** Data supplied **
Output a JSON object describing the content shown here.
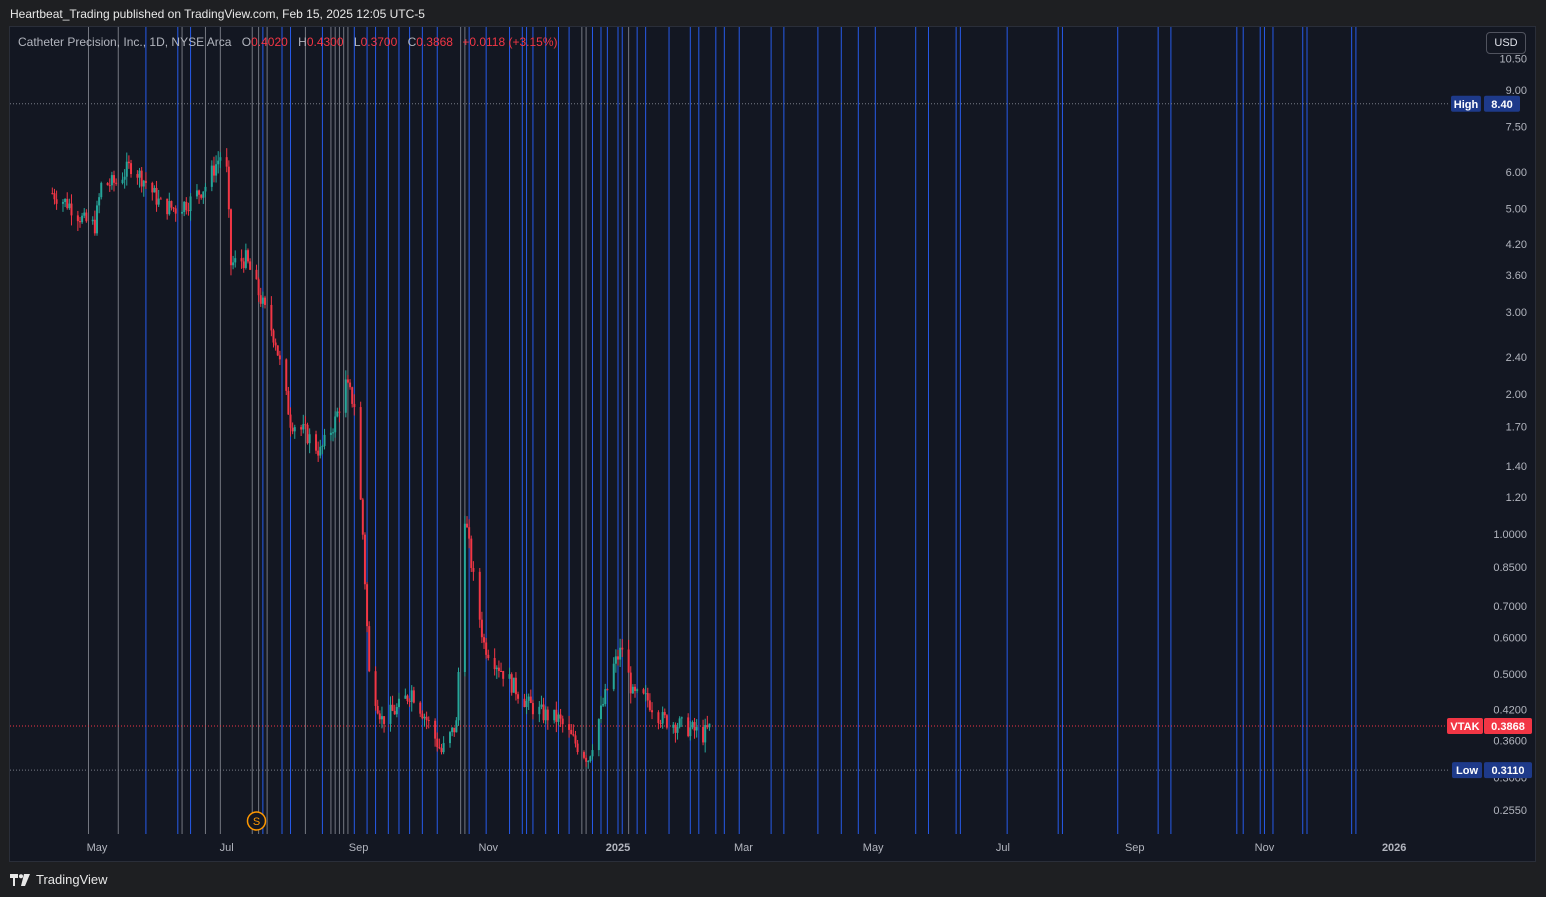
{
  "header": {
    "published_by": "Heartbeat_Trading published on TradingView.com, Feb 15, 2025 12:05 UTC-5"
  },
  "legend": {
    "symbol_line": "Catheter Precision, Inc., 1D, NYSE Arca",
    "open_key": "O",
    "open": "0.4020",
    "high_key": "H",
    "high": "0.4300",
    "low_key": "L",
    "low": "0.3700",
    "close_key": "C",
    "close": "0.3868",
    "change": "+0.0118 (+3.15%)"
  },
  "currency_button": "USD",
  "footer": {
    "brand": "TradingView"
  },
  "colors": {
    "up": "#26a69a",
    "down": "#f23645",
    "blue_lines": "#2962ff",
    "gray_lines": "#9598a1",
    "last_price_tag": "#f23645",
    "high_low_tag": "#1e3a8a"
  },
  "chart_data": {
    "type": "candlestick",
    "scale": "log",
    "ticker": "VTAK",
    "last_price": "0.3868",
    "high_marker": {
      "label": "High",
      "value": "8.40"
    },
    "low_marker": {
      "label": "Low",
      "value": "0.3110"
    },
    "y_ticks": [
      "10.50",
      "9.00",
      "7.50",
      "6.00",
      "5.00",
      "4.20",
      "3.60",
      "3.00",
      "2.40",
      "2.00",
      "1.70",
      "1.40",
      "1.20",
      "1.0000",
      "0.8500",
      "0.7000",
      "0.6000",
      "0.5000",
      "0.4200",
      "0.3600",
      "0.3000",
      "0.2550"
    ],
    "x_ticks": [
      {
        "label": "May",
        "date": "2024-05-01"
      },
      {
        "label": "Jul",
        "date": "2024-07-01"
      },
      {
        "label": "Sep",
        "date": "2024-09-01"
      },
      {
        "label": "Nov",
        "date": "2024-11-01"
      },
      {
        "label": "2025",
        "date": "2025-01-01"
      },
      {
        "label": "Mar",
        "date": "2025-03-01"
      },
      {
        "label": "May",
        "date": "2025-05-01"
      },
      {
        "label": "Jul",
        "date": "2025-07-01"
      },
      {
        "label": "Sep",
        "date": "2025-09-01"
      },
      {
        "label": "Nov",
        "date": "2025-11-01"
      },
      {
        "label": "2026",
        "date": "2026-01-01"
      }
    ],
    "x_range": [
      "2024-04-10",
      "2026-03-20"
    ],
    "event_marker": {
      "label": "S",
      "date": "2024-07-15"
    },
    "price_path": [
      {
        "date": "2024-04-10",
        "close": 5.4
      },
      {
        "date": "2024-04-18",
        "close": 5.1
      },
      {
        "date": "2024-04-25",
        "close": 4.7
      },
      {
        "date": "2024-04-30",
        "close": 4.6
      },
      {
        "date": "2024-05-03",
        "close": 5.6
      },
      {
        "date": "2024-05-10",
        "close": 5.7
      },
      {
        "date": "2024-05-17",
        "close": 6.2
      },
      {
        "date": "2024-05-24",
        "close": 5.7
      },
      {
        "date": "2024-05-31",
        "close": 5.1
      },
      {
        "date": "2024-06-07",
        "close": 5.0
      },
      {
        "date": "2024-06-14",
        "close": 5.2
      },
      {
        "date": "2024-06-21",
        "close": 5.6
      },
      {
        "date": "2024-06-28",
        "close": 6.5
      },
      {
        "date": "2024-07-01",
        "close": 6.0
      },
      {
        "date": "2024-07-03",
        "close": 3.8
      },
      {
        "date": "2024-07-10",
        "close": 3.9
      },
      {
        "date": "2024-07-17",
        "close": 3.2
      },
      {
        "date": "2024-07-24",
        "close": 2.6
      },
      {
        "date": "2024-07-31",
        "close": 1.75
      },
      {
        "date": "2024-08-07",
        "close": 1.65
      },
      {
        "date": "2024-08-14",
        "close": 1.5
      },
      {
        "date": "2024-08-21",
        "close": 1.75
      },
      {
        "date": "2024-08-26",
        "close": 2.1
      },
      {
        "date": "2024-08-30",
        "close": 1.9
      },
      {
        "date": "2024-09-03",
        "close": 1.0
      },
      {
        "date": "2024-09-06",
        "close": 0.5
      },
      {
        "date": "2024-09-12",
        "close": 0.4
      },
      {
        "date": "2024-09-19",
        "close": 0.42
      },
      {
        "date": "2024-09-26",
        "close": 0.46
      },
      {
        "date": "2024-10-03",
        "close": 0.4
      },
      {
        "date": "2024-10-10",
        "close": 0.34
      },
      {
        "date": "2024-10-17",
        "close": 0.39
      },
      {
        "date": "2024-10-21",
        "close": 1.1
      },
      {
        "date": "2024-10-25",
        "close": 0.8
      },
      {
        "date": "2024-10-30",
        "close": 0.58
      },
      {
        "date": "2024-11-06",
        "close": 0.52
      },
      {
        "date": "2024-11-13",
        "close": 0.47
      },
      {
        "date": "2024-11-20",
        "close": 0.43
      },
      {
        "date": "2024-11-27",
        "close": 0.41
      },
      {
        "date": "2024-12-04",
        "close": 0.4
      },
      {
        "date": "2024-12-11",
        "close": 0.36
      },
      {
        "date": "2024-12-18",
        "close": 0.33
      },
      {
        "date": "2024-12-23",
        "close": 0.4
      },
      {
        "date": "2024-12-30",
        "close": 0.52
      },
      {
        "date": "2025-01-03",
        "close": 0.57
      },
      {
        "date": "2025-01-08",
        "close": 0.45
      },
      {
        "date": "2025-01-15",
        "close": 0.44
      },
      {
        "date": "2025-01-22",
        "close": 0.4
      },
      {
        "date": "2025-01-29",
        "close": 0.39
      },
      {
        "date": "2025-02-05",
        "close": 0.38
      },
      {
        "date": "2025-02-10",
        "close": 0.37
      },
      {
        "date": "2025-02-14",
        "close": 0.3868
      }
    ],
    "vertical_lines": [
      {
        "date": "2024-04-27",
        "color": "gray"
      },
      {
        "date": "2024-05-11",
        "color": "gray"
      },
      {
        "date": "2024-05-24",
        "color": "blue"
      },
      {
        "date": "2024-06-08",
        "color": "blue"
      },
      {
        "date": "2024-06-10",
        "color": "gray"
      },
      {
        "date": "2024-06-14",
        "color": "blue"
      },
      {
        "date": "2024-06-21",
        "color": "gray"
      },
      {
        "date": "2024-06-28",
        "color": "gray"
      },
      {
        "date": "2024-07-13",
        "color": "gray"
      },
      {
        "date": "2024-07-16",
        "color": "gray"
      },
      {
        "date": "2024-07-18",
        "color": "blue"
      },
      {
        "date": "2024-07-20",
        "color": "gray"
      },
      {
        "date": "2024-07-27",
        "color": "blue"
      },
      {
        "date": "2024-07-31",
        "color": "blue"
      },
      {
        "date": "2024-08-07",
        "color": "gray"
      },
      {
        "date": "2024-08-15",
        "color": "blue"
      },
      {
        "date": "2024-08-19",
        "color": "gray"
      },
      {
        "date": "2024-08-21",
        "color": "gray"
      },
      {
        "date": "2024-08-23",
        "color": "gray"
      },
      {
        "date": "2024-08-25",
        "color": "gray"
      },
      {
        "date": "2024-08-27",
        "color": "gray"
      },
      {
        "date": "2024-08-30",
        "color": "blue"
      },
      {
        "date": "2024-09-05",
        "color": "blue"
      },
      {
        "date": "2024-09-09",
        "color": "blue"
      },
      {
        "date": "2024-09-15",
        "color": "blue"
      },
      {
        "date": "2024-09-20",
        "color": "blue"
      },
      {
        "date": "2024-09-25",
        "color": "blue"
      },
      {
        "date": "2024-10-01",
        "color": "blue"
      },
      {
        "date": "2024-10-08",
        "color": "blue"
      },
      {
        "date": "2024-10-19",
        "color": "gray"
      },
      {
        "date": "2024-10-21",
        "color": "gray"
      },
      {
        "date": "2024-10-23",
        "color": "blue"
      },
      {
        "date": "2024-10-31",
        "color": "blue"
      },
      {
        "date": "2024-11-11",
        "color": "blue"
      },
      {
        "date": "2024-11-17",
        "color": "blue"
      },
      {
        "date": "2024-11-19",
        "color": "blue"
      },
      {
        "date": "2024-11-22",
        "color": "blue"
      },
      {
        "date": "2024-11-28",
        "color": "blue"
      },
      {
        "date": "2024-12-04",
        "color": "blue"
      },
      {
        "date": "2024-12-09",
        "color": "blue"
      },
      {
        "date": "2024-12-15",
        "color": "gray"
      },
      {
        "date": "2024-12-17",
        "color": "gray"
      },
      {
        "date": "2024-12-20",
        "color": "blue"
      },
      {
        "date": "2024-12-24",
        "color": "blue"
      },
      {
        "date": "2024-12-27",
        "color": "blue"
      },
      {
        "date": "2025-01-01",
        "color": "blue"
      },
      {
        "date": "2025-01-03",
        "color": "blue"
      },
      {
        "date": "2025-01-06",
        "color": "gray"
      },
      {
        "date": "2025-01-10",
        "color": "blue"
      },
      {
        "date": "2025-01-14",
        "color": "blue"
      },
      {
        "date": "2025-01-25",
        "color": "blue"
      },
      {
        "date": "2025-02-04",
        "color": "blue"
      },
      {
        "date": "2025-02-08",
        "color": "blue"
      },
      {
        "date": "2025-02-16",
        "color": "blue"
      },
      {
        "date": "2025-02-20",
        "color": "blue"
      },
      {
        "date": "2025-02-27",
        "color": "blue"
      },
      {
        "date": "2025-03-14",
        "color": "blue"
      },
      {
        "date": "2025-03-20",
        "color": "blue"
      },
      {
        "date": "2025-04-05",
        "color": "blue"
      },
      {
        "date": "2025-04-16",
        "color": "blue"
      },
      {
        "date": "2025-04-24",
        "color": "blue"
      },
      {
        "date": "2025-05-02",
        "color": "blue"
      },
      {
        "date": "2025-05-21",
        "color": "blue"
      },
      {
        "date": "2025-05-27",
        "color": "blue"
      },
      {
        "date": "2025-06-09",
        "color": "blue"
      },
      {
        "date": "2025-06-11",
        "color": "blue"
      },
      {
        "date": "2025-07-03",
        "color": "blue"
      },
      {
        "date": "2025-07-27",
        "color": "blue"
      },
      {
        "date": "2025-07-29",
        "color": "blue"
      },
      {
        "date": "2025-08-24",
        "color": "blue"
      },
      {
        "date": "2025-09-12",
        "color": "blue"
      },
      {
        "date": "2025-09-18",
        "color": "blue"
      },
      {
        "date": "2025-10-19",
        "color": "blue"
      },
      {
        "date": "2025-10-22",
        "color": "blue"
      },
      {
        "date": "2025-10-30",
        "color": "blue"
      },
      {
        "date": "2025-11-01",
        "color": "blue"
      },
      {
        "date": "2025-11-05",
        "color": "blue"
      },
      {
        "date": "2025-11-19",
        "color": "blue"
      },
      {
        "date": "2025-11-21",
        "color": "blue"
      },
      {
        "date": "2025-12-12",
        "color": "blue"
      },
      {
        "date": "2025-12-14",
        "color": "blue"
      }
    ]
  }
}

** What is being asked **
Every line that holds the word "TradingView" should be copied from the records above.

** Solution for this problem **
    "published_by": "Heartbeat_Trading published on TradingView.com, Feb 15, 2025 12:05 UTC-5"
    "brand": "TradingView"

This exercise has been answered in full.